I can’t begin to tell you all the different types of diet and fitness plans I’ve tried. I have always been athletic but as I grow older I find myself bored: Bored with running. Bored of meal plans that prioritize oatmeal (which I don’t vibe with – even if it’s flavorful).
It is such a pain to find what works for you because you have to go through trial and error. I have found though – that it’s necessary to do this.
There is also a perception in our society of what is ‘good’ and ‘healthy’ as we glorify diet and skinny culture. What we should all strive to do is try out many different ways of eating and exercising and see what we like and works for us.
How Do We Define What’s ‘Good’ and ‘Healthy’
Growing up, I often heard ‘BMI is a great way to measure good health.’ Body Mass Index is a value derived from the mass and height of a person. The CDC claims ‘healthy’ BMI is between 18-24 for the average person.
But in fact, experts have been criticizing BMI for many years. There are various reasons why BMI is an unreliable measurement of health. Firstly, BMI doesn’t consider where you store fat; two people could have the exact same BMI and one person could be at risk for diabetes or heart disease.
Another reason, BMI doesn’t consider bone mass or sex. Bone mass is heavy than fat, and someone with heavier bone mass could have a higher BMI than someone with more fat but lighter bone mass.
BMI also doesn’t take sex into consideration. Women have a higher percentage of fat on their bodies, whereas men do not and this skews results.
Defining what healthy means to each individual is way more complex than subtracting two numbers and seeing if you fall between that.
I personally don’t know my BMI, or my weight. I workout 5-6 times a week, and eat a balanced diet – I know I’m healthy. Numbers often make us feel less than and it’s a practice I refuse to partake in.
The number one myth people should disregard about health is that skinny is healthy. We live in a society that glorifies physiques that are unattainable.
For years, it was the uber skinny diet culture taken from supermodels in the 90s. Kate Moss once said, “Nothing tastes as good as skinny feels.” She now regrets it. There is absolutely nothing wrong with being naturally thin, but the key point to take away is that we glorify those bodies and treat anything other than that as less than.
Currently, curves are in. Specifically, hourglass bodies with a tiny waist and flat abs are the golden standards right now. This is in large part due to marketing and the images that we see on TV ads, on the subway, on Instagram, and so forth.
Fortunately, within the past 10 years, there has been an influx in body-positive marketing and icons in pop culture.

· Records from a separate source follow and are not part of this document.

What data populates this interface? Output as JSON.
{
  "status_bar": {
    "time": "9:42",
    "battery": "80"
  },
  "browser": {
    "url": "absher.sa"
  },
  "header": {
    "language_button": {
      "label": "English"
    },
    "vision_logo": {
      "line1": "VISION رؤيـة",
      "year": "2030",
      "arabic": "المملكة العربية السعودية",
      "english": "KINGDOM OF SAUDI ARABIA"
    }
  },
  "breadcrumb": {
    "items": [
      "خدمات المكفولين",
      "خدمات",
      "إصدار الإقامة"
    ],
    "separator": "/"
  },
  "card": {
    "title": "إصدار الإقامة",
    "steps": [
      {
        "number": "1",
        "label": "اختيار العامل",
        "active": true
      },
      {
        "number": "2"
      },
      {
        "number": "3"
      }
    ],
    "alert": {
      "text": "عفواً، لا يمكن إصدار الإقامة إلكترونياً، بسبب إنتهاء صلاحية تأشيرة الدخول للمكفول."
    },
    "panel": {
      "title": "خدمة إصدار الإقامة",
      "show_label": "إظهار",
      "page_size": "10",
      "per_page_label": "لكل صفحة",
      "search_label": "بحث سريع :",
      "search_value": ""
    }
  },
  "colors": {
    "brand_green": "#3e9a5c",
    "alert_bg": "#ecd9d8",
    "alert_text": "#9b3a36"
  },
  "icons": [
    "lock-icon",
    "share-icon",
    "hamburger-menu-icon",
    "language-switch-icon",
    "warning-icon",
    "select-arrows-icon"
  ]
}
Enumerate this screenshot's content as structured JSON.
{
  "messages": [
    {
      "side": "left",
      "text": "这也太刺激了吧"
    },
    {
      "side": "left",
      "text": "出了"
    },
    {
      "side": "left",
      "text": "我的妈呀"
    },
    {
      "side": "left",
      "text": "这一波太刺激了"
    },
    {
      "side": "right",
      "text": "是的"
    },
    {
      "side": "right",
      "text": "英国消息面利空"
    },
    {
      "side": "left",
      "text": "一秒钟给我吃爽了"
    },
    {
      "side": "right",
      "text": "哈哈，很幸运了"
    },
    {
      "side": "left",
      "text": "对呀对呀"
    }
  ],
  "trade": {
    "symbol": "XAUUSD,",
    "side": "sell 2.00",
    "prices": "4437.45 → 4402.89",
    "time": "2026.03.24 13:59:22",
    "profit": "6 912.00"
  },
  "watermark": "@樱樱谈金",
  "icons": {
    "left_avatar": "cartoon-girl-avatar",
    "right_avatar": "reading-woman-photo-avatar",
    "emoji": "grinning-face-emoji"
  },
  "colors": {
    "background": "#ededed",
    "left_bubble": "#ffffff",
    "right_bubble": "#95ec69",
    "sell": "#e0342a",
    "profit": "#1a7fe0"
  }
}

For instance, models like Ashley Graham and Iskra Lawrence have redefined body standards for women in their work.
Slowly, we are evolving into a more accepting society. We must remember to treat ourselves kindly and with self-love because we are worthy at any size and weight.

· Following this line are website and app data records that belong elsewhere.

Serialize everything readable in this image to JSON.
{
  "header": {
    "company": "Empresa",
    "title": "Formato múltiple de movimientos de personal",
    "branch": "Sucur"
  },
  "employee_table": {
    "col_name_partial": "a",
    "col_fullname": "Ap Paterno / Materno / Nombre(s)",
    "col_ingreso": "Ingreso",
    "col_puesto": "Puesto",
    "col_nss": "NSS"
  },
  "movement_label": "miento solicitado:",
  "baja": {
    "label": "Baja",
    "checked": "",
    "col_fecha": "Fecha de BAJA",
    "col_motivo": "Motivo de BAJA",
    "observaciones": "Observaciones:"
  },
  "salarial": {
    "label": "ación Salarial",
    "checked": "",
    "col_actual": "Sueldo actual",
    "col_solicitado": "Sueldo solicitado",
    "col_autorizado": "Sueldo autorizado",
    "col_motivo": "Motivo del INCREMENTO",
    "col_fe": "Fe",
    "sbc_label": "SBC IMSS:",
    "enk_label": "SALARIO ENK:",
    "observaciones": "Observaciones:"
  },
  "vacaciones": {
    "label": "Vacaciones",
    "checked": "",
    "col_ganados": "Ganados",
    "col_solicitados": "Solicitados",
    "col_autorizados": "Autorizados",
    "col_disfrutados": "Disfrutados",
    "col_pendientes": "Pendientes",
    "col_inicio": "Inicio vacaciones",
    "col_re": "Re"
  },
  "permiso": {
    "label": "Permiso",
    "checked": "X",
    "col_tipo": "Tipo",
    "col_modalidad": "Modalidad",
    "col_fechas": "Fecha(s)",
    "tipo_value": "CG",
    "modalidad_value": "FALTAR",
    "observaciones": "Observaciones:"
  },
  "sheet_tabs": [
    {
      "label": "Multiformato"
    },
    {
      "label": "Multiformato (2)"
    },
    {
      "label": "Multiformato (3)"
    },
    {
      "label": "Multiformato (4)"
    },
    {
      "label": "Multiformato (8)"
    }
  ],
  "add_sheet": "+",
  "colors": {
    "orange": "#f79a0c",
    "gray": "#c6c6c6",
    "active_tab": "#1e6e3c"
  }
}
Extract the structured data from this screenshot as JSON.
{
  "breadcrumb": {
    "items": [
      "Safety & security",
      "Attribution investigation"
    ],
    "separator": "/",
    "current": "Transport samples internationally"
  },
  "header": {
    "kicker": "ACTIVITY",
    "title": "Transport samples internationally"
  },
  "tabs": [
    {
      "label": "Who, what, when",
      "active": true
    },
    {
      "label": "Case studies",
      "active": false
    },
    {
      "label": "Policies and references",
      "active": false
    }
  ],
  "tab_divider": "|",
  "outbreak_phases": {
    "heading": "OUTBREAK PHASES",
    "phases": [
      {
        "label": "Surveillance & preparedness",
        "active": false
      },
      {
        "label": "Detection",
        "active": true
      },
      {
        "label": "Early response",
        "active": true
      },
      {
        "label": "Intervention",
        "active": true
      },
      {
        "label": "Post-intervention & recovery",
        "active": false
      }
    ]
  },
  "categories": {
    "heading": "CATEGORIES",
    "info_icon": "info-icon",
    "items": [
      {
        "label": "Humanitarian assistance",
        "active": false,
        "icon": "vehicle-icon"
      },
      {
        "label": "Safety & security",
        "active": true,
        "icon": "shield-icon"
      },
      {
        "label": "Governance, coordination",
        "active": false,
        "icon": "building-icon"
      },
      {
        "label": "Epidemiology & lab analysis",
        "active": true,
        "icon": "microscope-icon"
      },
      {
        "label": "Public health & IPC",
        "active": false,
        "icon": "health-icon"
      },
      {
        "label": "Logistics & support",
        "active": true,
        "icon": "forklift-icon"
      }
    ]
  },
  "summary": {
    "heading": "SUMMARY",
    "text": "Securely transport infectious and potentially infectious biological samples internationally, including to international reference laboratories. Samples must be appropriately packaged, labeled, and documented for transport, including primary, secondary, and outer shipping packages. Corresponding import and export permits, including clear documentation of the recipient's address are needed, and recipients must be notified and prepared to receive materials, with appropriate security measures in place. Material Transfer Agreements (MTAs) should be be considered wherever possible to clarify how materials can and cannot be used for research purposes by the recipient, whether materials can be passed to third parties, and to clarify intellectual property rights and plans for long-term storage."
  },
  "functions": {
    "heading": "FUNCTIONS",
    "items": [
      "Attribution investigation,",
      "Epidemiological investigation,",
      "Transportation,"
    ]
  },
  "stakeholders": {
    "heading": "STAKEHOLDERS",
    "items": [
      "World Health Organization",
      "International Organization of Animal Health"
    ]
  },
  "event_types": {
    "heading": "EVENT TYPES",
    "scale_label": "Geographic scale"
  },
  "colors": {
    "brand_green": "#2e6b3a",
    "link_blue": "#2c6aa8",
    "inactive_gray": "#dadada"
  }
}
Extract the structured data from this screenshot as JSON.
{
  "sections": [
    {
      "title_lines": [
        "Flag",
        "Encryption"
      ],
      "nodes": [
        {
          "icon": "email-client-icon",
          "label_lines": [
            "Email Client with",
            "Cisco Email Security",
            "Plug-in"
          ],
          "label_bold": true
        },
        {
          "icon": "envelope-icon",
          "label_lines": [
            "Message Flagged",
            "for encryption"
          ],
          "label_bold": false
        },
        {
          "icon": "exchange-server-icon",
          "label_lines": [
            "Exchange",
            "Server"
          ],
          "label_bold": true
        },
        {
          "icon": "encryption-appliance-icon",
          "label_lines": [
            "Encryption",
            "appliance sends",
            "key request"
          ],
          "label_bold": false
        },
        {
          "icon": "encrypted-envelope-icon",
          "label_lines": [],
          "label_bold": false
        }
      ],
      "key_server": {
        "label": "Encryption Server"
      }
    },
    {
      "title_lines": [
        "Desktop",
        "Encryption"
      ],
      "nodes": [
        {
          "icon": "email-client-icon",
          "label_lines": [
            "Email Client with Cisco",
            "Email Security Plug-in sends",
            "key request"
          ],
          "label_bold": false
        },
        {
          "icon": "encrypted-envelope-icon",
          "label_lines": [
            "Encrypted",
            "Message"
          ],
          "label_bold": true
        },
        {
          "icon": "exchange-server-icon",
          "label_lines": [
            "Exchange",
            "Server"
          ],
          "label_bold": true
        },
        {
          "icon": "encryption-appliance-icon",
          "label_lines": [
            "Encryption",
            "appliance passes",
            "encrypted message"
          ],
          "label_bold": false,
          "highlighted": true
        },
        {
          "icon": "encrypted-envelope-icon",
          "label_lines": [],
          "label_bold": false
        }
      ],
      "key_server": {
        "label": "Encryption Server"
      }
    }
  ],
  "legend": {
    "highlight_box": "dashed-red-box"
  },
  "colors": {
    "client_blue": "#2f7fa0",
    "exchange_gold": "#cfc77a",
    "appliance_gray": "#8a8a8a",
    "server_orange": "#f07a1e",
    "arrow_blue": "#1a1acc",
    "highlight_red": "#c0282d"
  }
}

Work Work Work Work Workout
Working out does not have to be work. It can be fun! It can also be a great form of therapy and release for both your mind and your body. I don’t look at working out as a form of weight loss but rather something I do for my well being and mental health.

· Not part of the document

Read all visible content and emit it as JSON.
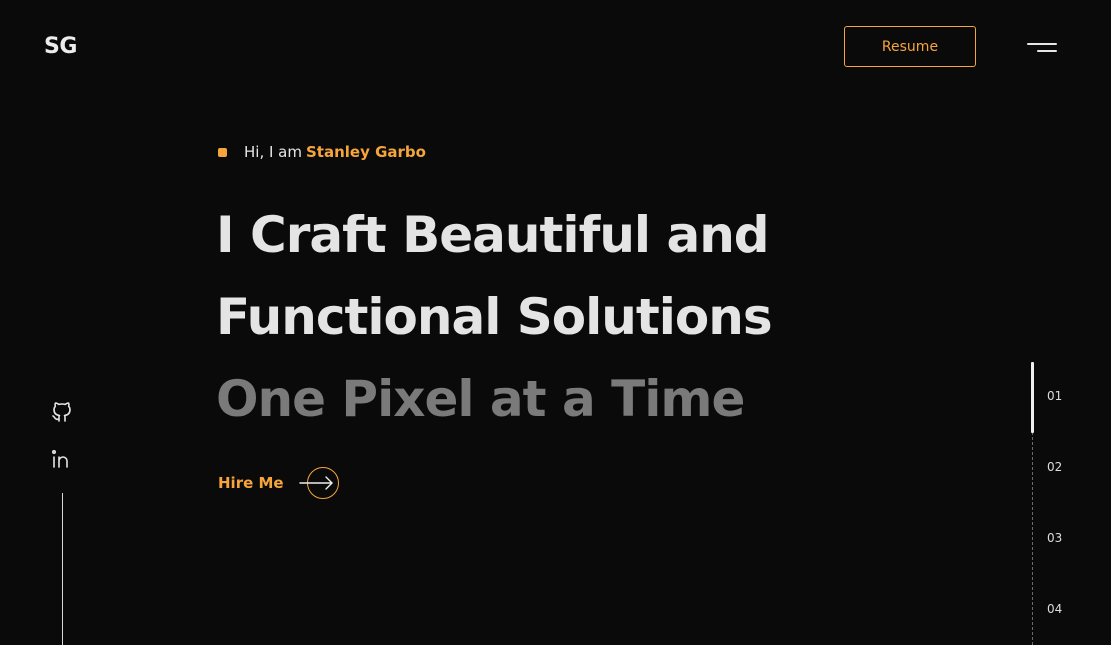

Working out forces you to be present and practice mindfulness, giving your diet and fitness routine a holistic approach as well.
You could swim, run, jog, walk, bike, practice yoga, or weight lift. There are so many workout classes available, both on youtube for free or at a local studio near you.
I did a lot of running in my teen years and I grew tired of it. These days I love boxing and weight lifting. I found boxing through ClassPass and I couldn’t recommend it more.
I found weightlifting through Youtube. I started following fitness influencers and became connected to their fitness journey and became inspired to start my own.
An influencer I love is Whitney Simmons. She posts workout videos, “what I eat in a day”, and other fitness content on all her social media channels. Her content is engaging and positive, the exact type of motivation I needed when I began my fitness journey!
Fuel for the Body
While there are many diets out there, from Paleo to Pescatarian, it is ultimately up to you to figure out what works best for your body and appetite.
I have found that red meat makes me feel sluggish and tired so I try to limit my intake of red meat to once a week or none at all. There are great food sensitivity tests you can take – such as this one, from EverlyWell. It’s an at-home kit making the process easier and stress-free.
Some folks have raved how becoming plant-based has affected their mood, body, and skin. A vegan diet is richer in nutrients and lowers your blood sugar levels.
Nutritionists have also been claiming for years that the human body is not meant for dairy consumption. Dairy consumption really exploded in the 20th century after marketing ads came out pushing milk onto consumers. Now there are so many amazing alternatives, like oat milk and almond milk.
I personally love oat milk from the brand, Planet Oat! I don’t consume much dairy other than cheese, because I have found it can affect my skin. I try to incorporate vegan meals regularly as well because I do notice an increase in energy when I am being fueled by plants.
The most important thing to remember when picking out which kind of food lifestyle you want is to fuel your body and understand that your weight doesn’t determine your worth. You can absolutely have a cheeseburger and still live a balanced happy life.